Look through the entries below, please, and copy every line with the word "JSON".

Data extract -
::::::::::

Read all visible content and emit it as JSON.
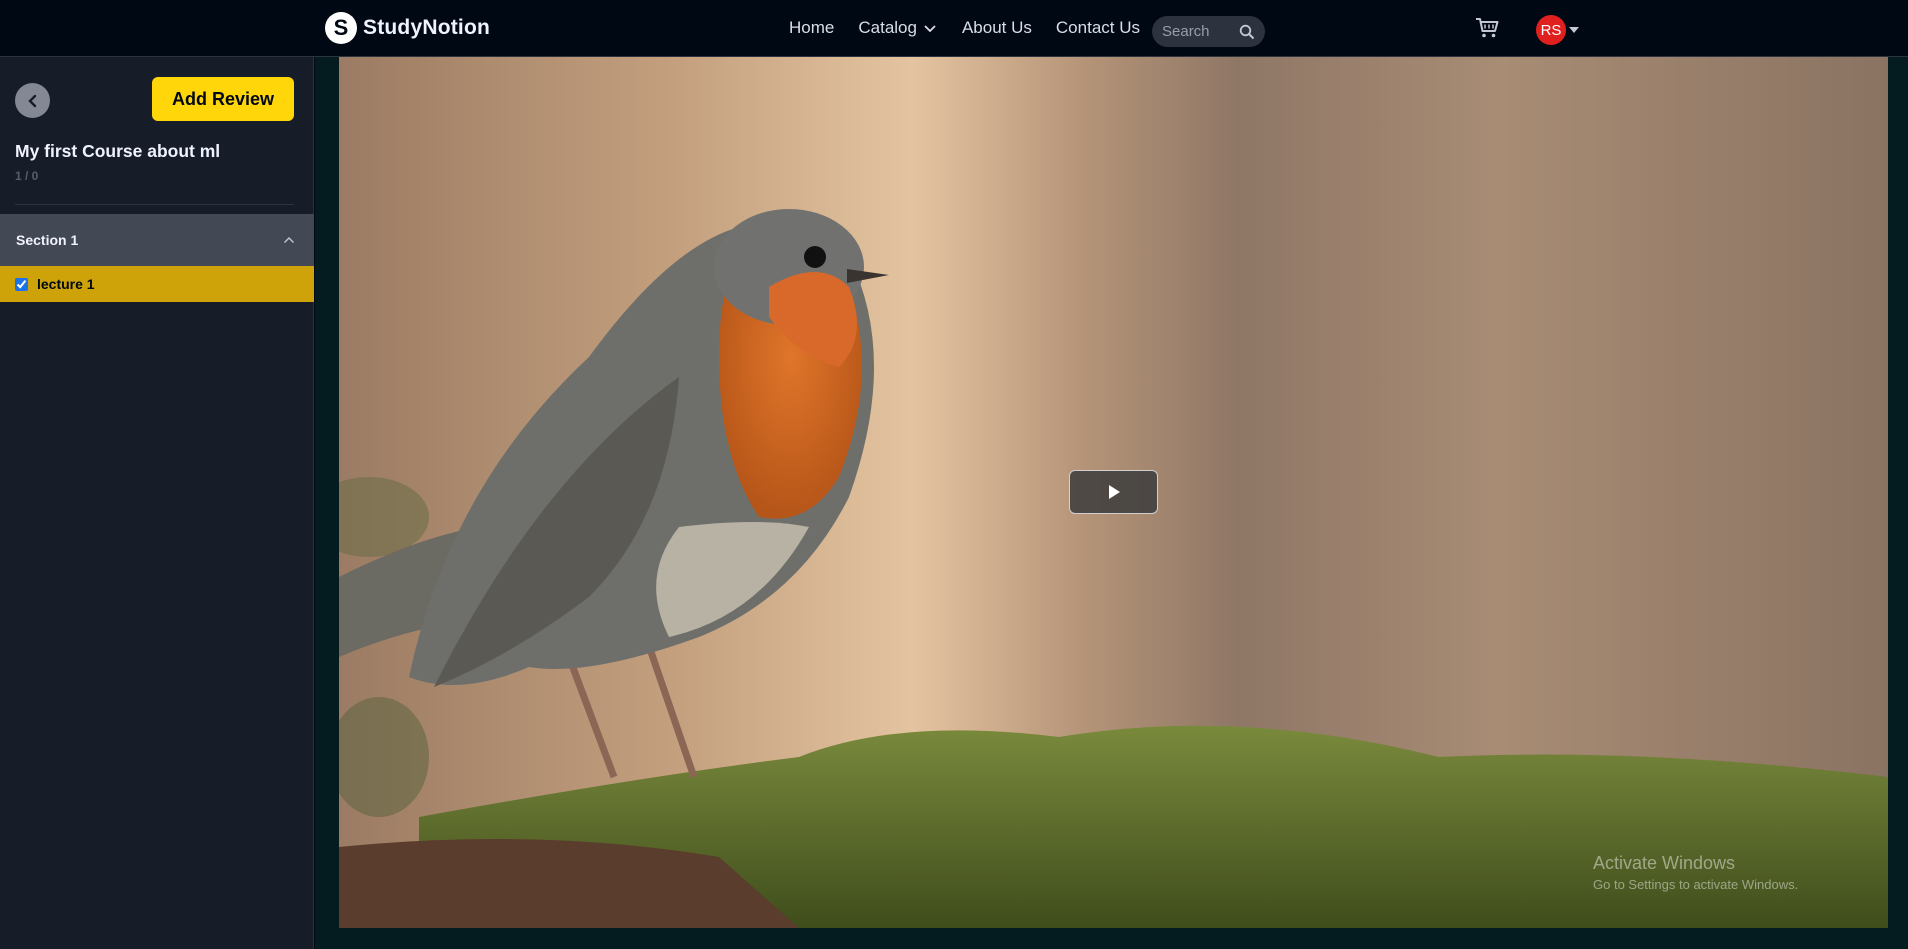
{
  "brand": {
    "name": "StudyNotion",
    "mark": "S"
  },
  "nav": {
    "links": [
      {
        "label": "Home"
      },
      {
        "label": "Catalog"
      },
      {
        "label": "About Us"
      },
      {
        "label": "Contact Us"
      }
    ],
    "search_placeholder": "Search",
    "cart_icon": "cart-icon",
    "avatar_initials": "RS"
  },
  "sidebar": {
    "add_review_label": "Add Review",
    "course_title": "My first Course about ml",
    "progress": "1 / 0",
    "sections": [
      {
        "title": "Section 1",
        "expanded": true,
        "lectures": [
          {
            "title": "lecture 1",
            "completed": true
          }
        ]
      }
    ]
  },
  "video": {
    "state": "paused",
    "play_icon": "play-icon"
  },
  "watermark": {
    "title": "Activate Windows",
    "subtitle": "Go to Settings to activate Windows."
  },
  "colors": {
    "background": "#000814",
    "sidebar": "#161d29",
    "accent": "#ffd60a",
    "active_lecture": "#cea309",
    "section_header": "#424854",
    "avatar": "#e0201f"
  }
}
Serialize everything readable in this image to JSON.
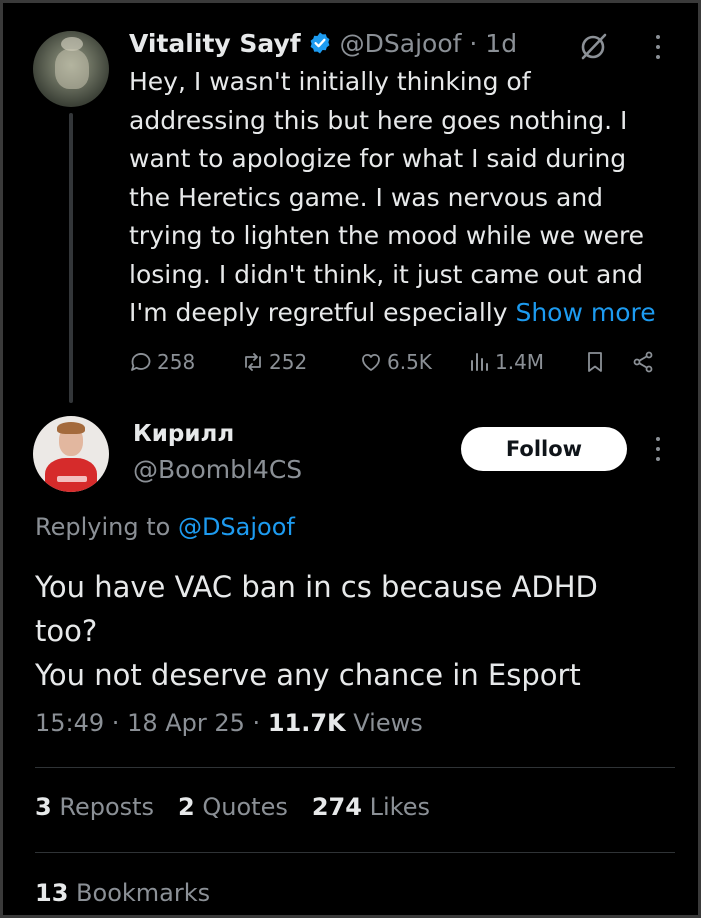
{
  "parent_tweet": {
    "display_name": "Vitality Sayf",
    "handle": "@DSajoof",
    "time_sep": " · ",
    "age": "1d",
    "text_lines": [
      "Hey, I wasn't initially thinking of",
      "addressing this but here goes nothing. I",
      "want to apologize  for what I said during",
      "the Heretics game. I was nervous and",
      "trying to lighten the mood while we were",
      "losing. I didn't think, it just came out and",
      "I'm deeply regretful especially "
    ],
    "show_more": "Show more",
    "actions": {
      "replies": "258",
      "reposts": "252",
      "likes": "6.5K",
      "views": "1.4M"
    }
  },
  "reply_tweet": {
    "display_name": "Кирилл",
    "handle": "@Boombl4CS",
    "follow_label": "Follow",
    "replying_prefix": "Replying to ",
    "replying_to": "@DSajoof",
    "text_lines": [
      "You have VAC ban in cs because ADHD",
      "too?",
      "You not deserve any chance in Esport"
    ],
    "time": "15:49",
    "date": "18 Apr 25",
    "views_count": "11.7K",
    "views_label": "Views",
    "sep": " · ",
    "stats": {
      "reposts_count": "3",
      "reposts_label": "Reposts",
      "quotes_count": "2",
      "quotes_label": "Quotes",
      "likes_count": "274",
      "likes_label": "Likes",
      "bookmarks_count": "13",
      "bookmarks_label": "Bookmarks"
    }
  },
  "colors": {
    "background": "#000000",
    "text_primary": "#e7e9ea",
    "text_secondary": "#8b9096",
    "accent": "#1d9bf0",
    "divider": "#2f3336"
  },
  "icons": [
    "verified-badge-icon",
    "grok-icon",
    "more-icon",
    "reply-icon",
    "repost-icon",
    "like-icon",
    "views-icon",
    "bookmark-icon",
    "share-icon"
  ]
}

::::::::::

Response area -
Read all visible content and emit it as JSON.
Serialize everything readable in this image to JSON.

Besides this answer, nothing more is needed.